• Exercise requirements
In the listing below, pick out lines with "passed".

Exercise materials section start

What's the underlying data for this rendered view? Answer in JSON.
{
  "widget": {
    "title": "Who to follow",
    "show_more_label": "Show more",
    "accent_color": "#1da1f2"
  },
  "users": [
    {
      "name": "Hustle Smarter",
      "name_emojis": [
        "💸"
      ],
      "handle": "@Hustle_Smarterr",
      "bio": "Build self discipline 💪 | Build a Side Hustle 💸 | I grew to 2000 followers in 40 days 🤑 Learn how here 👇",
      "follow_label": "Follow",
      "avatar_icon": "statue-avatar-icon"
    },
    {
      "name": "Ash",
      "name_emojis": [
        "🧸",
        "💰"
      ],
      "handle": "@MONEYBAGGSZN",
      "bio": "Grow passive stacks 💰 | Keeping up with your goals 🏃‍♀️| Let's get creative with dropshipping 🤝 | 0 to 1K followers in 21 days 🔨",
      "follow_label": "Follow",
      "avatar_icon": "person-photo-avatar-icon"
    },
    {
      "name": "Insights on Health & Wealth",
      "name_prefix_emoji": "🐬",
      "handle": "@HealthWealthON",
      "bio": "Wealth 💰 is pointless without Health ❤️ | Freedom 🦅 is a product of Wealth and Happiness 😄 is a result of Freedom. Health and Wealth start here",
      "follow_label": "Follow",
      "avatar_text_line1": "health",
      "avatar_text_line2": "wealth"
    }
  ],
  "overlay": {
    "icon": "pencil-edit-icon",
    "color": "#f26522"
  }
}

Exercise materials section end
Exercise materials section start

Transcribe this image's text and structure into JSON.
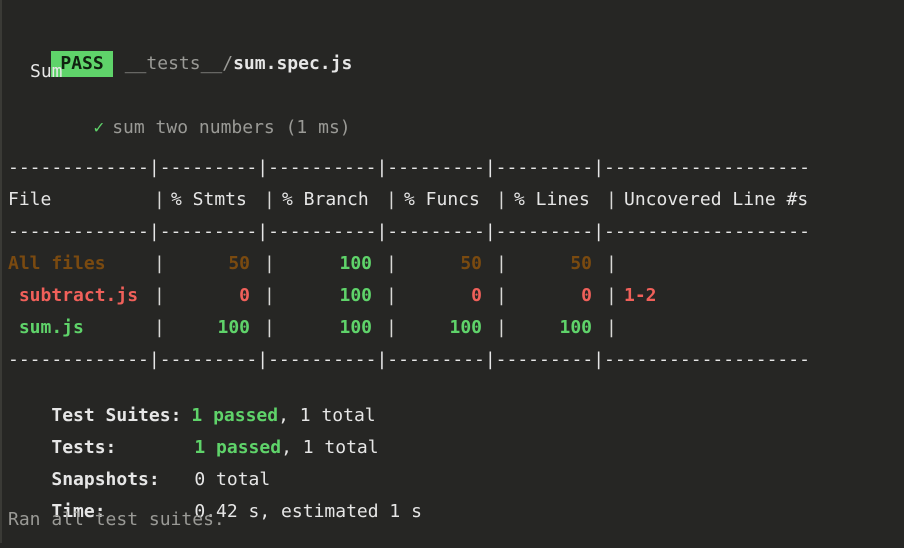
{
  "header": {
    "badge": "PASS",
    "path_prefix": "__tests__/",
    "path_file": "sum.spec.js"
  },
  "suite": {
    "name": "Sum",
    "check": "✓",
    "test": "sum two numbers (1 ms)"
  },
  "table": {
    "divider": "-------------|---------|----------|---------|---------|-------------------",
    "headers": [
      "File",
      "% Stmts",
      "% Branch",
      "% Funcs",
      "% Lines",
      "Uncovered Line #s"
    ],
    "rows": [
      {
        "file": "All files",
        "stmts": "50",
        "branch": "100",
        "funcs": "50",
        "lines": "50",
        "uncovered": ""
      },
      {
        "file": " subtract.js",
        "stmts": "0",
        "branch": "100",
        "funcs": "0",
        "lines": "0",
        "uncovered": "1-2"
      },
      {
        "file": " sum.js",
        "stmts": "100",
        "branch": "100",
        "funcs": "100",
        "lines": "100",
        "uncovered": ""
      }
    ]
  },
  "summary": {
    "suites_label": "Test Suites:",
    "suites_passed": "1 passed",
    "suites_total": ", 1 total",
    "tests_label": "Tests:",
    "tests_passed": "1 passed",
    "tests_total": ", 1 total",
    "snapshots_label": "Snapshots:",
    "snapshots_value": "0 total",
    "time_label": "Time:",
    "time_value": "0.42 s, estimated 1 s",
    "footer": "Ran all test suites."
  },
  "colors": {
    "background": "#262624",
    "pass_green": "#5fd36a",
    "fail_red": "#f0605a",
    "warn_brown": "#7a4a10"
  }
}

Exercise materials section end

• Task response
    "suites_passed": "1 passed",
    "tests_passed": "1 passed",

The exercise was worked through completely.